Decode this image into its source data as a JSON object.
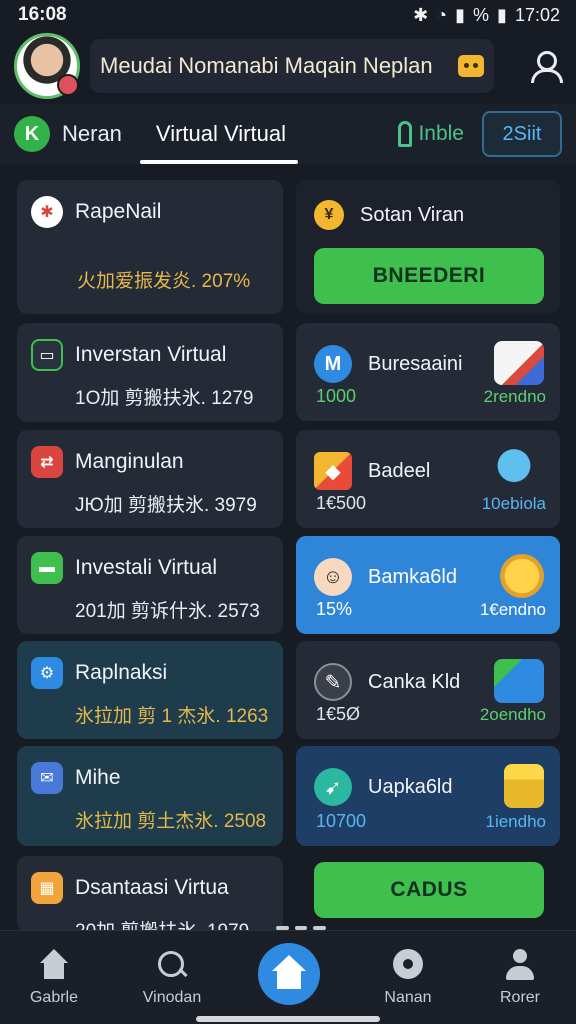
{
  "status": {
    "time_left": "16:08",
    "time_right": "17:02",
    "battery": "%"
  },
  "header": {
    "title": "Meudai Nomanabi  Maqain Neplan"
  },
  "tabs": {
    "brand_label": "Neran",
    "active_label": "Virtual  Virtual",
    "table_label": "Inble",
    "button_label": "2Siit"
  },
  "left_cards": [
    {
      "title": "RapeNail",
      "value": "火加爱振发炎. 207%",
      "value_color": "#e4b84b",
      "icon_color": "#ffffff",
      "icon_glyph": "✱"
    },
    {
      "title": "Inverstan Virtual",
      "value": "1О加 剪搬扶氷. 1279",
      "value_color": "#e8ebef",
      "icon_color": "#2a3240",
      "icon_glyph": "▭"
    },
    {
      "title": "Manginulan",
      "value": "ЈЮ加 剪搬扶氷. 3979",
      "value_color": "#e8ebef",
      "icon_color": "#d9453f",
      "icon_glyph": "⇄"
    },
    {
      "title": "Investali Virtual",
      "value": "201加 剪诉什氷. 2573",
      "value_color": "#e8ebef",
      "icon_color": "#3fbf4e",
      "icon_glyph": "▬"
    },
    {
      "title": "Raplnaksi",
      "value": "氷拉加 剪 1 杰氷. 1263",
      "value_color": "#e4b84b",
      "icon_color": "#2f8be2",
      "icon_glyph": "⚙"
    },
    {
      "title": "Mihe",
      "value": "氷拉加 剪土杰氷. 2508",
      "value_color": "#e4b84b",
      "icon_color": "#4a78d8",
      "icon_glyph": "✉"
    },
    {
      "title": "Dsantaasi Virtua",
      "value": "20加 剪搬扶氷. 1979",
      "value_color": "#e8ebef",
      "icon_color": "#f2a33a",
      "icon_glyph": "▦"
    }
  ],
  "right_top": {
    "title": "Sotan Viran",
    "button_label": "BNEEDERI"
  },
  "right_cards": [
    {
      "title": "Buresaaini",
      "number": "1000",
      "sub": "2rendno",
      "sub_color": "#5cd070",
      "icon_color": "#2f8be2",
      "icon_glyph": "M",
      "art_color": "#d94b3f"
    },
    {
      "title": "Badeel",
      "number": "1€500",
      "sub": "10ebiola",
      "sub_color": "#58b6f0",
      "icon_color": "#e84b3a",
      "icon_glyph": "◆",
      "art_color": "#3fa6e8"
    },
    {
      "title": "Bamka6ld",
      "number": "15%",
      "sub": "1€endno",
      "sub_color": "#ffffff",
      "icon_color": "#f6c9a6",
      "icon_glyph": "☺",
      "art_color": "#f2b631"
    },
    {
      "title": "Canka Kld",
      "number": "1€5Ø",
      "sub": "2oendho",
      "sub_color": "#5cd070",
      "icon_color": "#3a3f48",
      "icon_glyph": "✎",
      "art_color": "#2f8be2"
    },
    {
      "title": "Uapka6ld",
      "number": "10700",
      "sub": "1iendho",
      "sub_color": "#58b6f0",
      "icon_color": "#2bb7a0",
      "icon_glyph": "➹",
      "art_color": "#f2c531"
    }
  ],
  "right_bottom": {
    "button_label": "CADUS"
  },
  "bottom_nav": [
    {
      "label": "Gabrle"
    },
    {
      "label": "Vinodan"
    },
    {
      "label": "Nanan"
    },
    {
      "label": "Rorer"
    }
  ]
}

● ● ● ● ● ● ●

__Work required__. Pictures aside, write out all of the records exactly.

__Task output__.
Decode this image into its source data as a JSON object.
{
  "status": {
    "time_left": "16:08",
    "time_right": "17:02",
    "battery": "%"
  },
  "header": {
    "title": "Meudai Nomanabi  Maqain Neplan"
  },
  "tabs": {
    "brand_label": "Neran",
    "active_label": "Virtual  Virtual",
    "table_label": "Inble",
    "button_label": "2Siit"
  },
  "left_cards": [
    {
      "title": "RapeNail",
      "value": "火加爱振发炎. 207%",
      "value_color": "#e4b84b",
      "icon_color": "#ffffff",
      "icon_glyph": "✱"
    },
    {
      "title": "Inverstan Virtual",
      "value": "1О加 剪搬扶氷. 1279",
      "value_color": "#e8ebef",
      "icon_color": "#2a3240",
      "icon_glyph": "▭"
    },
    {
      "title": "Manginulan",
      "value": "ЈЮ加 剪搬扶氷. 3979",
      "value_color": "#e8ebef",
      "icon_color": "#d9453f",
      "icon_glyph": "⇄"
    },
    {
      "title": "Investali Virtual",
      "value": "201加 剪诉什氷. 2573",
      "value_color": "#e8ebef",
      "icon_color": "#3fbf4e",
      "icon_glyph": "▬"
    },
    {
      "title": "Raplnaksi",
      "value": "氷拉加 剪 1 杰氷. 1263",
      "value_color": "#e4b84b",
      "icon_color": "#2f8be2",
      "icon_glyph": "⚙"
    },
    {
      "title": "Mihe",
      "value": "氷拉加 剪土杰氷. 2508",
      "value_color": "#e4b84b",
      "icon_color": "#4a78d8",
      "icon_glyph": "✉"
    },
    {
      "title": "Dsantaasi Virtua",
      "value": "20加 剪搬扶氷. 1979",
      "value_color": "#e8ebef",
      "icon_color": "#f2a33a",
      "icon_glyph": "▦"
    }
  ],
  "right_top": {
    "title": "Sotan Viran",
    "button_label": "BNEEDERI"
  },
  "right_cards": [
    {
      "title": "Buresaaini",
      "number": "1000",
      "sub": "2rendno",
      "sub_color": "#5cd070",
      "icon_color": "#2f8be2",
      "icon_glyph": "M",
      "art_color": "#d94b3f"
    },
    {
      "title": "Badeel",
      "number": "1€500",
      "sub": "10ebiola",
      "sub_color": "#58b6f0",
      "icon_color": "#e84b3a",
      "icon_glyph": "◆",
      "art_color": "#3fa6e8"
    },
    {
      "title": "Bamka6ld",
      "number": "15%",
      "sub": "1€endno",
      "sub_color": "#ffffff",
      "icon_color": "#f6c9a6",
      "icon_glyph": "☺",
      "art_color": "#f2b631"
    },
    {
      "title": "Canka Kld",
      "number": "1€5Ø",
      "sub": "2oendho",
      "sub_color": "#5cd070",
      "icon_color": "#3a3f48",
      "icon_glyph": "✎",
      "art_color": "#2f8be2"
    },
    {
      "title": "Uapka6ld",
      "number": "10700",
      "sub": "1iendho",
      "sub_color": "#58b6f0",
      "icon_color": "#2bb7a0",
      "icon_glyph": "➹",
      "art_color": "#f2c531"
    }
  ],
  "right_bottom": {
    "button_label": "CADUS"
  },
  "bottom_nav": [
    {
      "label": "Gabrle"
    },
    {
      "label": "Vinodan"
    },
    {
      "label": "Nanan"
    },
    {
      "label": "Rorer"
    }
  ]
}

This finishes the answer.